In other words, without object identification, augmented reality isn't really augmented reality. By layering geo-tagged data on top of a live camera feed, we're getting the look and feel of augmented reality without the ultimate benefit, which is to be able to enhance our view of the world with information about what we're looking at, regardless of location.
Augmented reality will become life-changing when it can be combined with object recognition and face recognition.
What's important to note, however, is that all of the current technologies will be useful for real augmented reality when we can get the recognition problem solved. For example, the use of location plus direction will be used to narrow down the possibilities of objects to be recognized.
Intel, for example, is working on a system for recognizing buildings by comparing the picture you take with your camera phone against a database of photos. It's actually using pattern recognition. The secret is that it only considers photos of objects near your location, as reported by your camera's GPS.

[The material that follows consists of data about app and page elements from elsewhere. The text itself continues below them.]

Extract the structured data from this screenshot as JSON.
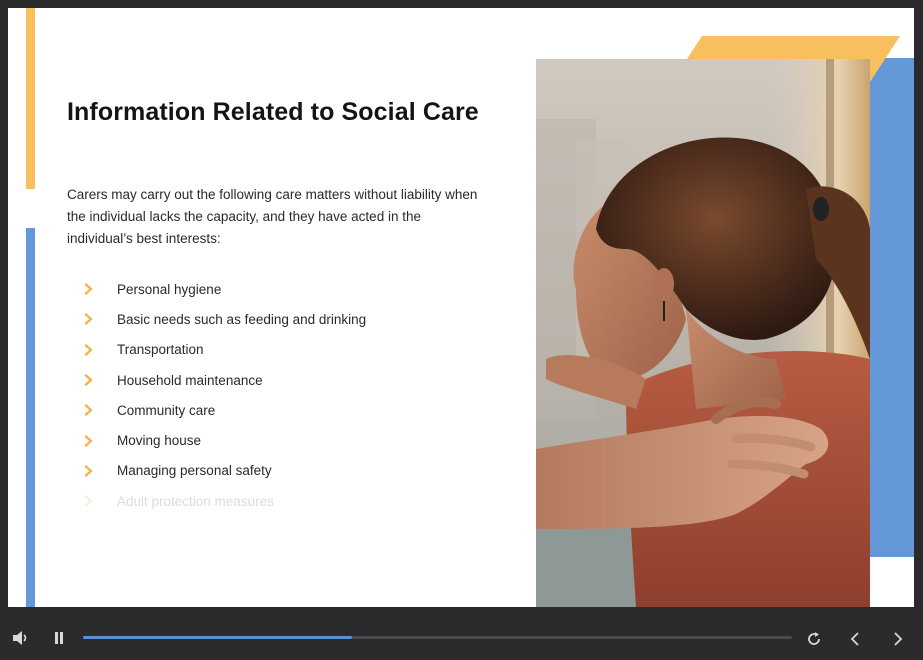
{
  "slide": {
    "title": "Information Related to Social Care",
    "intro": "Carers may carry out the following care matters without liability when the individual lacks the capacity, and they have acted in the individual’s best interests:",
    "bullets": [
      {
        "label": "Personal hygiene",
        "dimmed": false
      },
      {
        "label": "Basic needs such as feeding and drinking",
        "dimmed": false
      },
      {
        "label": "Transportation",
        "dimmed": false
      },
      {
        "label": "Household maintenance",
        "dimmed": false
      },
      {
        "label": "Community care",
        "dimmed": false
      },
      {
        "label": "Moving house",
        "dimmed": false
      },
      {
        "label": "Managing personal safety",
        "dimmed": false
      },
      {
        "label": "Adult protection measures",
        "dimmed": true
      }
    ],
    "bullet_icon": "chevron-right-icon",
    "colors": {
      "accent_yellow": "#f7bf5e",
      "accent_blue": "#6498d8",
      "chevron": "#f5b14c"
    }
  },
  "player": {
    "progress_fraction": 0.38,
    "icons": {
      "volume": "volume-icon",
      "pause": "pause-icon",
      "replay": "replay-icon",
      "prev": "chevron-left-icon",
      "next": "chevron-right-icon"
    },
    "colors": {
      "bar_bg": "#2b2b2d",
      "progress": "#5d8fd4"
    }
  }
}
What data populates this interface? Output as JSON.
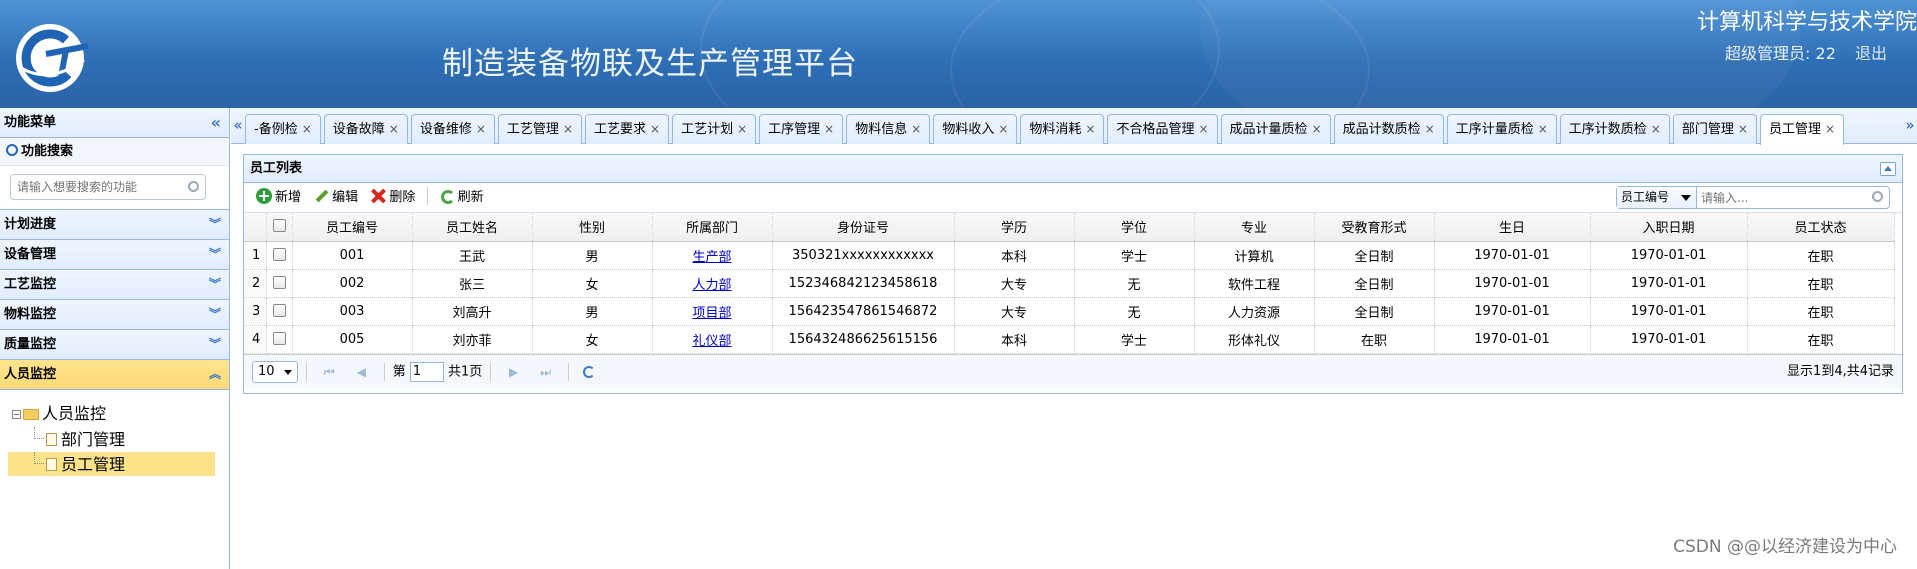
{
  "header": {
    "platform_title": "制造装备物联及生产管理平台",
    "school_name": "计算机科学与技术学院",
    "user_label": "超级管理员: 22",
    "logout": "退出",
    "colors": {
      "header_bg": "#2f6fb6"
    }
  },
  "sidebar": {
    "title": "功能菜单",
    "collapse_icon": "double-chevron-left-icon",
    "search_title": "功能搜索",
    "search_placeholder": "请输入想要搜索的功能",
    "menu": [
      {
        "label": "计划进度",
        "active": false
      },
      {
        "label": "设备管理",
        "active": false
      },
      {
        "label": "工艺监控",
        "active": false
      },
      {
        "label": "物料监控",
        "active": false
      },
      {
        "label": "质量监控",
        "active": false
      },
      {
        "label": "人员监控",
        "active": true
      }
    ],
    "tree": {
      "root": "人员监控",
      "children": [
        {
          "label": "部门管理",
          "selected": false
        },
        {
          "label": "员工管理",
          "selected": true
        }
      ]
    }
  },
  "tabs": [
    {
      "label": "-备例检",
      "active": false
    },
    {
      "label": "设备故障",
      "active": false
    },
    {
      "label": "设备维修",
      "active": false
    },
    {
      "label": "工艺管理",
      "active": false
    },
    {
      "label": "工艺要求",
      "active": false
    },
    {
      "label": "工艺计划",
      "active": false
    },
    {
      "label": "工序管理",
      "active": false
    },
    {
      "label": "物料信息",
      "active": false
    },
    {
      "label": "物料收入",
      "active": false
    },
    {
      "label": "物料消耗",
      "active": false
    },
    {
      "label": "不合格品管理",
      "active": false
    },
    {
      "label": "成品计量质检",
      "active": false
    },
    {
      "label": "成品计数质检",
      "active": false
    },
    {
      "label": "工序计量质检",
      "active": false
    },
    {
      "label": "工序计数质检",
      "active": false
    },
    {
      "label": "部门管理",
      "active": false
    },
    {
      "label": "员工管理",
      "active": true
    }
  ],
  "tab_close_symbol": "×",
  "panel": {
    "title": "员工列表",
    "toolbar": {
      "add": "新增",
      "edit": "编辑",
      "delete": "删除",
      "refresh": "刷新",
      "search_field": "员工编号",
      "search_placeholder": "请输入..."
    },
    "columns": [
      "员工编号",
      "员工姓名",
      "性别",
      "所属部门",
      "身份证号",
      "学历",
      "学位",
      "专业",
      "受教育形式",
      "生日",
      "入职日期",
      "员工状态"
    ],
    "rows": [
      {
        "rn": "1",
        "id": "001",
        "name": "王武",
        "gender": "男",
        "dept": "生产部",
        "idcard": "350321xxxxxxxxxxxx",
        "edu": "本科",
        "degree": "学士",
        "major": "计算机",
        "mode": "全日制",
        "birth": "1970-01-01",
        "join": "1970-01-01",
        "status": "在职"
      },
      {
        "rn": "2",
        "id": "002",
        "name": "张三",
        "gender": "女",
        "dept": "人力部",
        "idcard": "152346842123458618",
        "edu": "大专",
        "degree": "无",
        "major": "软件工程",
        "mode": "全日制",
        "birth": "1970-01-01",
        "join": "1970-01-01",
        "status": "在职"
      },
      {
        "rn": "3",
        "id": "003",
        "name": "刘高升",
        "gender": "男",
        "dept": "项目部",
        "idcard": "156423547861546872",
        "edu": "大专",
        "degree": "无",
        "major": "人力资源",
        "mode": "全日制",
        "birth": "1970-01-01",
        "join": "1970-01-01",
        "status": "在职"
      },
      {
        "rn": "4",
        "id": "005",
        "name": "刘亦菲",
        "gender": "女",
        "dept": "礼仪部",
        "idcard": "156432486625615156",
        "edu": "本科",
        "degree": "学士",
        "major": "形体礼仪",
        "mode": "在职",
        "birth": "1970-01-01",
        "join": "1970-01-01",
        "status": "在职"
      }
    ],
    "pager": {
      "page_size": "10",
      "page_prefix": "第",
      "page_value": "1",
      "page_suffix": "共1页",
      "info": "显示1到4,共4记录"
    }
  },
  "watermark": "CSDN @@以经济建设为中心"
}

Intel's technology isn't much (and it's not available), but it's a start. In fact, hundreds of companies and universities are working on the problems that, once solved, will bring Terminator-like augmented reality to all of us. The augmented reality of the future will bring all this data to bear -- location, direction, special patterns, and pattern and facial recognition -- and combine it with innovative heads-up display technology.
Augmented reality seems to be everywhere these days. And yet it's nowhere. So enjoy these new marketing gimmicks and geolocation-based applications. But also understand that although they're called augmented reality, the real thing isn't quite a reality -- yet.
Mike Elgan writes about technology and global tech culture. Contact Mike at firstname.lastname@example.org, follow him on Twitter Twitter @mike_elgan or his blog, The Raw Feed.